[Element data from apps and pages]
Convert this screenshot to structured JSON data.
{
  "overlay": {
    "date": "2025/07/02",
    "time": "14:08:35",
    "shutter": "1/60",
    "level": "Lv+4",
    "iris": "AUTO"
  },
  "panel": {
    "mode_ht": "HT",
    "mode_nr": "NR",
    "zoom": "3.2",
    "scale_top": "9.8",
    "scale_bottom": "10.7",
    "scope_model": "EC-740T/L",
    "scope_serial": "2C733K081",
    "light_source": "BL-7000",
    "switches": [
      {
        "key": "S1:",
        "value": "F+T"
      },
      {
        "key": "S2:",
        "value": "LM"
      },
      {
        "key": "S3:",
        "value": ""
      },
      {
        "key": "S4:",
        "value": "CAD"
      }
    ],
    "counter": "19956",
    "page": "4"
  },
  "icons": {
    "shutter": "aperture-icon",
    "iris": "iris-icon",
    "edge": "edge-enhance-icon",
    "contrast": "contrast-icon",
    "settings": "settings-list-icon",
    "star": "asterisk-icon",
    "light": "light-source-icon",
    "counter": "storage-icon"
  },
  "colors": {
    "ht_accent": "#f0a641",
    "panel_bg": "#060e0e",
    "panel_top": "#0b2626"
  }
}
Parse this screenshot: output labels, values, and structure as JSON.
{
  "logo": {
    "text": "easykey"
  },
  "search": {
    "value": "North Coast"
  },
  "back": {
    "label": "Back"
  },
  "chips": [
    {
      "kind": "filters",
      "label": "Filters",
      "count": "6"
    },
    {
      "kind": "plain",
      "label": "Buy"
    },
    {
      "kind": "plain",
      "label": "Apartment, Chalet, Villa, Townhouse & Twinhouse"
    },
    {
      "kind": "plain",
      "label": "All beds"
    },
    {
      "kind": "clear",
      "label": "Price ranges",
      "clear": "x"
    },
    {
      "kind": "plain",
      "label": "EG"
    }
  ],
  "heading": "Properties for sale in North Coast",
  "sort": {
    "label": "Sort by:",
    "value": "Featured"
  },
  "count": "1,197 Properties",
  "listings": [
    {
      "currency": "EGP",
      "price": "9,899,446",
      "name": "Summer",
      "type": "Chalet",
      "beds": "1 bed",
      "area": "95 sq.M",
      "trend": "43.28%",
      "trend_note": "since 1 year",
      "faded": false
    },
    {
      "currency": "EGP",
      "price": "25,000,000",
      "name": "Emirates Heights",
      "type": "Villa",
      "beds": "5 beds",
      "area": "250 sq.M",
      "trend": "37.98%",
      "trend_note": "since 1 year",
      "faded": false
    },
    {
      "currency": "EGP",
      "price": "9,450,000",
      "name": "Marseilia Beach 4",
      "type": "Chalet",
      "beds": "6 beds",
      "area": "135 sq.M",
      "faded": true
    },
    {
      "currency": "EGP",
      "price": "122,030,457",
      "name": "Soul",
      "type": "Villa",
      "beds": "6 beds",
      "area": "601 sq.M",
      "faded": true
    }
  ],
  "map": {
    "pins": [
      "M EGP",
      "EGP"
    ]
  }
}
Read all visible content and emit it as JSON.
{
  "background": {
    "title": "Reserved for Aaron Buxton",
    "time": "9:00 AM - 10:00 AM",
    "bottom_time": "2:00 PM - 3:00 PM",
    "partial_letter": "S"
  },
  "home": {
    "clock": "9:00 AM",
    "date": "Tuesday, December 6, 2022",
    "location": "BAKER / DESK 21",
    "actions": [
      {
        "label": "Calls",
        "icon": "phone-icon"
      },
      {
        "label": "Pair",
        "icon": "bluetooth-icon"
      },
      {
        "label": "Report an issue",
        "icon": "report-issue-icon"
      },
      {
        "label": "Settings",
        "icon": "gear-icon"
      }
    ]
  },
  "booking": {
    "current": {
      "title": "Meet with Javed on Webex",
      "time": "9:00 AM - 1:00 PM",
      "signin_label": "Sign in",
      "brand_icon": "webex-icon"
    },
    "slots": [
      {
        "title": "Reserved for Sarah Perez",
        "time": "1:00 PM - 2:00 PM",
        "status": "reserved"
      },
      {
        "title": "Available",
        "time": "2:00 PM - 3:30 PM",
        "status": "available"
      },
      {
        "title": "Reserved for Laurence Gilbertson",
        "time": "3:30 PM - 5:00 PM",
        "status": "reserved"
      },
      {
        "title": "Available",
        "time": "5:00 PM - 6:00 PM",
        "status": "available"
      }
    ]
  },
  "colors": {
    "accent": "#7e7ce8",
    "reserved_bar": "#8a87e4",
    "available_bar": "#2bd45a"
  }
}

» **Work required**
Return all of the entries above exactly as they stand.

» **Result of this exercise**
Convert this screenshot to structured JSON data.
{
  "overlay": {
    "date": "2025/07/02",
    "time": "14:08:35",
    "shutter": "1/60",
    "level": "Lv+4",
    "iris": "AUTO"
  },
  "panel": {
    "mode_ht": "HT",
    "mode_nr": "NR",
    "zoom": "3.2",
    "scale_top": "9.8",
    "scale_bottom": "10.7",
    "scope_model": "EC-740T/L",
    "scope_serial": "2C733K081",
    "light_source": "BL-7000",
    "switches": [
      {
        "key": "S1:",
        "value": "F+T"
      },
      {
        "key": "S2:",
        "value": "LM"
      },
      {
        "key": "S3:",
        "value": ""
      },
      {
        "key": "S4:",
        "value": "CAD"
      }
    ],
    "counter": "19956",
    "page": "4"
  },
  "icons": {
    "shutter": "aperture-icon",
    "iris": "iris-icon",
    "edge": "edge-enhance-icon",
    "contrast": "contrast-icon",
    "settings": "settings-list-icon",
    "star": "asterisk-icon",
    "light": "light-source-icon",
    "counter": "storage-icon"
  },
  "colors": {
    "ht_accent": "#f0a641",
    "panel_bg": "#060e0e",
    "panel_top": "#0b2626"
  }
}
Parse this screenshot: output labels, values, and structure as JSON.
{
  "logo": {
    "text": "easykey"
  },
  "search": {
    "value": "North Coast"
  },
  "back": {
    "label": "Back"
  },
  "chips": [
    {
      "kind": "filters",
      "label": "Filters",
      "count": "6"
    },
    {
      "kind": "plain",
      "label": "Buy"
    },
    {
      "kind": "plain",
      "label": "Apartment, Chalet, Villa, Townhouse & Twinhouse"
    },
    {
      "kind": "plain",
      "label": "All beds"
    },
    {
      "kind": "clear",
      "label": "Price ranges",
      "clear": "x"
    },
    {
      "kind": "plain",
      "label": "EG"
    }
  ],
  "heading": "Properties for sale in North Coast",
  "sort": {
    "label": "Sort by:",
    "value": "Featured"
  },
  "count": "1,197 Properties",
  "listings": [
    {
      "currency": "EGP",
      "price": "9,899,446",
      "name": "Summer",
      "type": "Chalet",
      "beds": "1 bed",
      "area": "95 sq.M",
      "trend": "43.28%",
      "trend_note": "since 1 year",
      "faded": false
    },
    {
      "currency": "EGP",
      "price": "25,000,000",
      "name": "Emirates Heights",
      "type": "Villa",
      "beds": "5 beds",
      "area": "250 sq.M",
      "trend": "37.98%",
      "trend_note": "since 1 year",
      "faded": false
    },
    {
      "currency": "EGP",
      "price": "9,450,000",
      "name": "Marseilia Beach 4",
      "type": "Chalet",
      "beds": "6 beds",
      "area": "135 sq.M",
      "faded": true
    },
    {
      "currency": "EGP",
      "price": "122,030,457",
      "name": "Soul",
      "type": "Villa",
      "beds": "6 beds",
      "area": "601 sq.M",
      "faded": true
    }
  ],
  "map": {
    "pins": [
      "M EGP",
      "EGP"
    ]
  }
}
Read all visible content and emit it as JSON.
{
  "background": {
    "title": "Reserved for Aaron Buxton",
    "time": "9:00 AM - 10:00 AM",
    "bottom_time": "2:00 PM - 3:00 PM",
    "partial_letter": "S"
  },
  "home": {
    "clock": "9:00 AM",
    "date": "Tuesday, December 6, 2022",
    "location": "BAKER / DESK 21",
    "actions": [
      {
        "label": "Calls",
        "icon": "phone-icon"
      },
      {
        "label": "Pair",
        "icon": "bluetooth-icon"
      },
      {
        "label": "Report an issue",
        "icon": "report-issue-icon"
      },
      {
        "label": "Settings",
        "icon": "gear-icon"
      }
    ]
  },
  "booking": {
    "current": {
      "title": "Meet with Javed on Webex",
      "time": "9:00 AM - 1:00 PM",
      "signin_label": "Sign in",
      "brand_icon": "webex-icon"
    },
    "slots": [
      {
        "title": "Reserved for Sarah Perez",
        "time": "1:00 PM - 2:00 PM",
        "status": "reserved"
      },
      {
        "title": "Available",
        "time": "2:00 PM - 3:30 PM",
        "status": "available"
      },
      {
        "title": "Reserved for Laurence Gilbertson",
        "time": "3:30 PM - 5:00 PM",
        "status": "reserved"
      },
      {
        "title": "Available",
        "time": "5:00 PM - 6:00 PM",
        "status": "available"
      }
    ]
  },
  "colors": {
    "accent": "#7e7ce8",
    "reserved_bar": "#8a87e4",
    "available_bar": "#2bd45a"
  }
}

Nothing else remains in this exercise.